___ Extracted information ___

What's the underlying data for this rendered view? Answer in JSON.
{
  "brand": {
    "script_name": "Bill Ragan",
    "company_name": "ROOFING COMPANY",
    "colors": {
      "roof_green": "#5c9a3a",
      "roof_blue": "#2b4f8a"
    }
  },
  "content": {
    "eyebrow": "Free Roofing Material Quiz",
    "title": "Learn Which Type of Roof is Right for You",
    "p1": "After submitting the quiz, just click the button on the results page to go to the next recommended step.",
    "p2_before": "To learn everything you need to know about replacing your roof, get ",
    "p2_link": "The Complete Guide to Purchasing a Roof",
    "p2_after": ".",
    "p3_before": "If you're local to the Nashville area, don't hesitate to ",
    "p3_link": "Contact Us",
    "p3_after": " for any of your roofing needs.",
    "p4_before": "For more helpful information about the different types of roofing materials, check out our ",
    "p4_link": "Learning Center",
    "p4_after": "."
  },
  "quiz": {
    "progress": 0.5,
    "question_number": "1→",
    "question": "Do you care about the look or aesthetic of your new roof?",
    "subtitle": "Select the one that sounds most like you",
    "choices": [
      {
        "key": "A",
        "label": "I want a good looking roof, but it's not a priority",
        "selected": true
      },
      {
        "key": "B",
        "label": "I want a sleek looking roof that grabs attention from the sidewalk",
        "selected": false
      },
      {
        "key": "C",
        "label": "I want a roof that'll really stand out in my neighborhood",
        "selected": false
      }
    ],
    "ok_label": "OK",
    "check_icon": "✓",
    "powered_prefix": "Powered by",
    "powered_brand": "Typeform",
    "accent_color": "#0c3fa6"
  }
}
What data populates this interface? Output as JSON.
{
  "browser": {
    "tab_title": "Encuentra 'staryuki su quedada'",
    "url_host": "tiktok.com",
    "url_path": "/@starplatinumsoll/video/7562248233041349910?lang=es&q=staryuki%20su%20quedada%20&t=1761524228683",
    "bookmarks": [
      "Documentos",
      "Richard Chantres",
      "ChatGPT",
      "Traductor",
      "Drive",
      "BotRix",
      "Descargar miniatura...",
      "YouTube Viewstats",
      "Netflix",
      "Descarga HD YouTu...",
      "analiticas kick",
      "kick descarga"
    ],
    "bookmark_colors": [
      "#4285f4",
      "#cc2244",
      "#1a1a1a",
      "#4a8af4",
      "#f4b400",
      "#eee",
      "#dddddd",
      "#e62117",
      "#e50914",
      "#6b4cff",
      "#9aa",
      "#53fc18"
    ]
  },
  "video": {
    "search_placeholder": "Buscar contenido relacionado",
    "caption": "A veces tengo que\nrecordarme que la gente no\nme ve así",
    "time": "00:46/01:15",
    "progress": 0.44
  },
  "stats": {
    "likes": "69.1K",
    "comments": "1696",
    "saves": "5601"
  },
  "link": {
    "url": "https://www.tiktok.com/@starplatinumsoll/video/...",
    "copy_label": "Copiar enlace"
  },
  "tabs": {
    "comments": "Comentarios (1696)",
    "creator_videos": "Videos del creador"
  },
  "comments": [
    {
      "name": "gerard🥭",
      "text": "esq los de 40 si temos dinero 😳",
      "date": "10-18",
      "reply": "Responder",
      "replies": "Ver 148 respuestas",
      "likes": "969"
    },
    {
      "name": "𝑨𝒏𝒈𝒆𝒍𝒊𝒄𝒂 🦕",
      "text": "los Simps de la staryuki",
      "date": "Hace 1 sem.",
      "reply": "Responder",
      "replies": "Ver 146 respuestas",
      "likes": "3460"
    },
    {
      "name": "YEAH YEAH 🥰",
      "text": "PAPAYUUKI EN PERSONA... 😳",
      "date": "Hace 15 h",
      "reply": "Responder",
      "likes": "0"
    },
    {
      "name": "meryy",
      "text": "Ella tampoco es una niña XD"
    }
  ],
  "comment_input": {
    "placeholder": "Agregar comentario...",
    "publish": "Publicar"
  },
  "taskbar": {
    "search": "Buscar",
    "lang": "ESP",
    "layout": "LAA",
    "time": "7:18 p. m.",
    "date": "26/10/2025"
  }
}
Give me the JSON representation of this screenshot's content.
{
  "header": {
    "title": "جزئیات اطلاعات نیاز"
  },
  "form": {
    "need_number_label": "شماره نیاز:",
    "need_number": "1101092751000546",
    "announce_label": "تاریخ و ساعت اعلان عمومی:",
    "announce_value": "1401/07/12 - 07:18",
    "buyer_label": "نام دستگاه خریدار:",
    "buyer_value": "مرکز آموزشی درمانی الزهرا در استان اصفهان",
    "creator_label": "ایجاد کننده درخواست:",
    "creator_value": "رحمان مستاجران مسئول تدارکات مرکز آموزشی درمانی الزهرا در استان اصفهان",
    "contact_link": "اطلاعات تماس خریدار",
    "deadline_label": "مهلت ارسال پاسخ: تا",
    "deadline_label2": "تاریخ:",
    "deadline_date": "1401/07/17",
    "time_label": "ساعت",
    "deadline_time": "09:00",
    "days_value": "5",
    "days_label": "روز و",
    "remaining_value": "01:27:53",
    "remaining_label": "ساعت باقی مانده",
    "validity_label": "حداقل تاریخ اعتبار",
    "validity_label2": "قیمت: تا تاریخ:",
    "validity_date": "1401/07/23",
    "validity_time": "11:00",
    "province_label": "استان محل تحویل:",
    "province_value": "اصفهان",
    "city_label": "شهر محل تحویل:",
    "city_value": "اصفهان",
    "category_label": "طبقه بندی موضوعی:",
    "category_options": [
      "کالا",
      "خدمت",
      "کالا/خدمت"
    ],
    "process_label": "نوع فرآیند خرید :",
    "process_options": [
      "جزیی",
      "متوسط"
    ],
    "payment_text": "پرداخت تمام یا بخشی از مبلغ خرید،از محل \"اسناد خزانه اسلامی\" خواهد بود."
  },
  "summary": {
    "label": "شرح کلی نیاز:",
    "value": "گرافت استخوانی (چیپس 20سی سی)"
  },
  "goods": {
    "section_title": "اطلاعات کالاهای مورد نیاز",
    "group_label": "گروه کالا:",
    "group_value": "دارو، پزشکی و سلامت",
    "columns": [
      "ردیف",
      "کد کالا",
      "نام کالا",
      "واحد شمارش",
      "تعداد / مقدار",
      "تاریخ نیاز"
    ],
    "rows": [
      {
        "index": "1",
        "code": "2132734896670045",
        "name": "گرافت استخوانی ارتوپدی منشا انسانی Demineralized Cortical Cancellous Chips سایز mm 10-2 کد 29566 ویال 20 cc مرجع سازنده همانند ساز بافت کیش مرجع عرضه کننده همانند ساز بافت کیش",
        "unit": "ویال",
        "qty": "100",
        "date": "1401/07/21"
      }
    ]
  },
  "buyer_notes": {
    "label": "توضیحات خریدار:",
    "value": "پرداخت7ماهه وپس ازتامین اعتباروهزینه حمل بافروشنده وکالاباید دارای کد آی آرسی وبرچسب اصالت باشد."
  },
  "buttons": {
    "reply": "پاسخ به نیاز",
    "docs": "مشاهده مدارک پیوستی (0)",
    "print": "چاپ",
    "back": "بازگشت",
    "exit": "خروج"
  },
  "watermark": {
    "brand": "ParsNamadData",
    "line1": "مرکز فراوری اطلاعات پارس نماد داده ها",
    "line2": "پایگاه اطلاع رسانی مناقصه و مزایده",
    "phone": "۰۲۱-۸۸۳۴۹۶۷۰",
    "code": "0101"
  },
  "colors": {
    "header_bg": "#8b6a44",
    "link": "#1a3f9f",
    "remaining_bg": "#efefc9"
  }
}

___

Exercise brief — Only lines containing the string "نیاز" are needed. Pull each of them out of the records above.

Solution for this task —
    "title": "جزئیات اطلاعات نیاز"
    "need_number_label": "شماره نیاز:",
    "label": "شرح کلی نیاز:",
    "section_title": "اطلاعات کالاهای مورد نیاز",
      "تاریخ نیاز"
    "reply": "پاسخ به نیاز",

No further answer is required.